Newsy (July 27, 2014) The satellite is back under ground control after a tense few days, but with a gecko sex experiment on board, the media just couldn't help themselves. Video provided by Newsy
Powered by NewsLook.com
This Week @ NASA, July 25, 2014

This Week @ NASA, July 25, 2014

NASA (July 25, 2014) Apollo 11 celebration, Next Giant Leap anticipation, ISS astronauts appear in the House and more... Video provided by NASA
Powered by NewsLook.com
Space to Ground: Coming and Going

Space to Ground: Coming and Going

NASA (July 25, 2014) One station cargo ship leaves, another arrives, aquatic research and commercial spinoffs. Questions or comments? Use #spacetoground to talk to us. Video provided by NASA
Powered by NewsLook.com
How A Solar Flare Could Have Wrecked Earth's Electronics

How A Solar Flare Could Have Wrecked Earth's Electronics

Newsy (July 25, 2014) Researchers say if Earth had been a week earlier in its orbit around the sun, it would have taken a direct hit from a 2012 coronal mass ejection. Video provided by Newsy
Powered by NewsLook.com

Search ScienceDaily

Number of stories in archives: 140,361

Find with keyword(s):
Enter a keyword or phrase to search ScienceDaily for related topics and research stories.

Save/Print:
Share:

Breaking News:
from the past week

In Other News

... from NewsDaily.com

Science News

Health News

Environment News

Technology News



Save/Print:
Share:

Free Subscriptions


Get the latest science news with ScienceDaily's free email newsletters, updated daily and weekly.

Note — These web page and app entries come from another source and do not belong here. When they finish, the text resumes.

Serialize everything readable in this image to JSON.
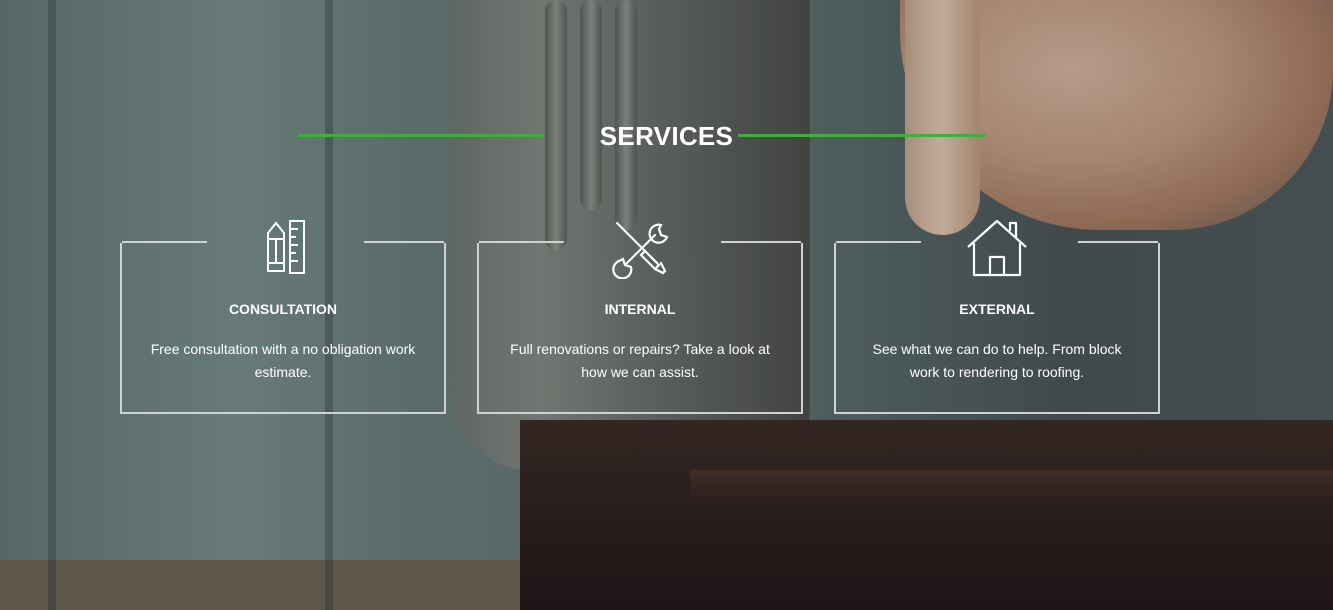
{
  "section": {
    "title": "SERVICES",
    "accent_color": "#3fae3c"
  },
  "services": [
    {
      "icon": "pencil-ruler-icon",
      "title": "CONSULTATION",
      "description": "Free consultation with a no obligation work estimate."
    },
    {
      "icon": "tools-icon",
      "title": "INTERNAL",
      "description": "Full renovations or repairs? Take a look at how we can assist."
    },
    {
      "icon": "house-icon",
      "title": "EXTERNAL",
      "description": "See what we can do to help. From block work to rendering to roofing."
    }
  ]
}
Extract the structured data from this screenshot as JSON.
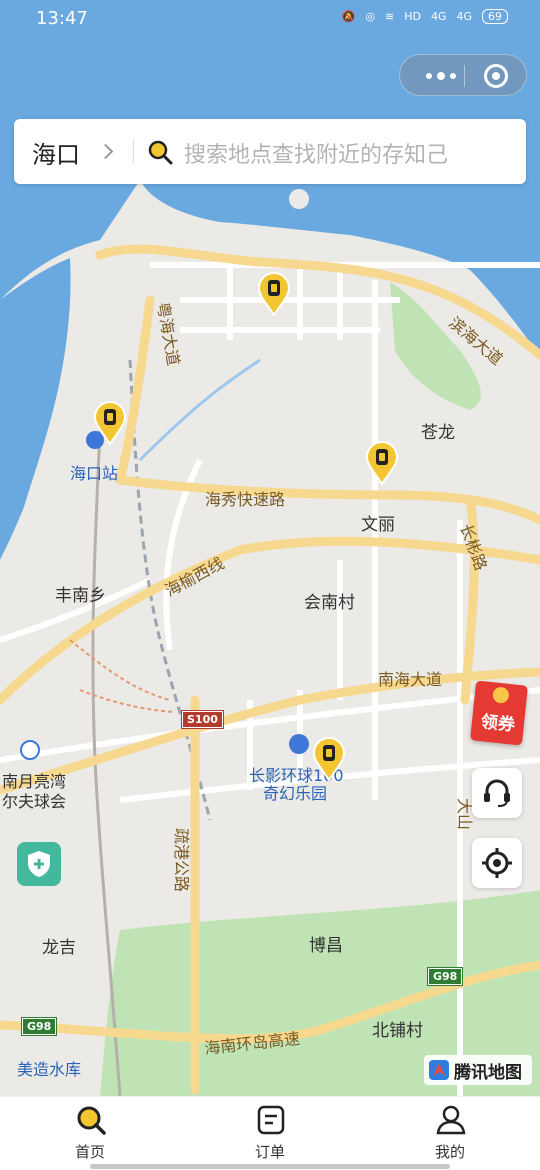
{
  "status_bar": {
    "time": "13:47",
    "hd": "HD",
    "net1": "4G",
    "net2": "4G",
    "battery": "69"
  },
  "search": {
    "city": "海口",
    "placeholder": "搜索地点查找附近的存知己"
  },
  "map": {
    "places": {
      "haikou_station": "海口站",
      "canglong": "苍龙",
      "wenli": "文丽",
      "fengnan": "丰南乡",
      "huinan": "会南村",
      "nanyue": "南月亮湾",
      "golf": "尔夫球会",
      "changying": "长影环球100",
      "qihuan": "奇幻乐园",
      "bochang": "博昌",
      "longji": "龙吉",
      "beipu": "北铺村",
      "meizao": "美造水库"
    },
    "roads": {
      "yuehai": "粤海大道",
      "binhai": "滨海大道",
      "haixiu": "海秀快速路",
      "changbin": "长彬路",
      "haiyu": "海榆西线",
      "nanhai": "南海大道",
      "shugang": "疏港公路",
      "ring": "海南环岛高速",
      "dashan": "大山"
    },
    "shields": {
      "s100": "S100",
      "g98_right": "G98",
      "g98_left": "G98"
    },
    "brand": "腾讯地图",
    "colors": {
      "water": "#6aa8e0",
      "land": "#eceae6",
      "park": "#bfe3b5",
      "road_major": "#f6d88f",
      "pin": "#f3c530"
    }
  },
  "widgets": {
    "coupon_label": "领券"
  },
  "tabbar": {
    "tabs": [
      {
        "label": "首页",
        "icon": "search-icon"
      },
      {
        "label": "订单",
        "icon": "order-icon"
      },
      {
        "label": "我的",
        "icon": "user-icon"
      }
    ]
  }
}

Or view hourly updated newsfeeds in your RSS reader:

Get Social & Mobile


Keep up to date with the latest news from ScienceDaily via social networks and mobile apps:

Have Feedback?


Tell us what you think of ScienceDaily -- we welcome both positive and negative comments. Have any problems using the site? Questions?
Mobile: iPhone Android Web
Follow: Facebook Twitter Google+
Subscribe: RSS Feeds Email Newsletters
Latest Headlines Health & Medicine Mind & Brain Space & Time Matter & Energy Computers & Math Plants & Animals Earth & Climate Fossils & Ruins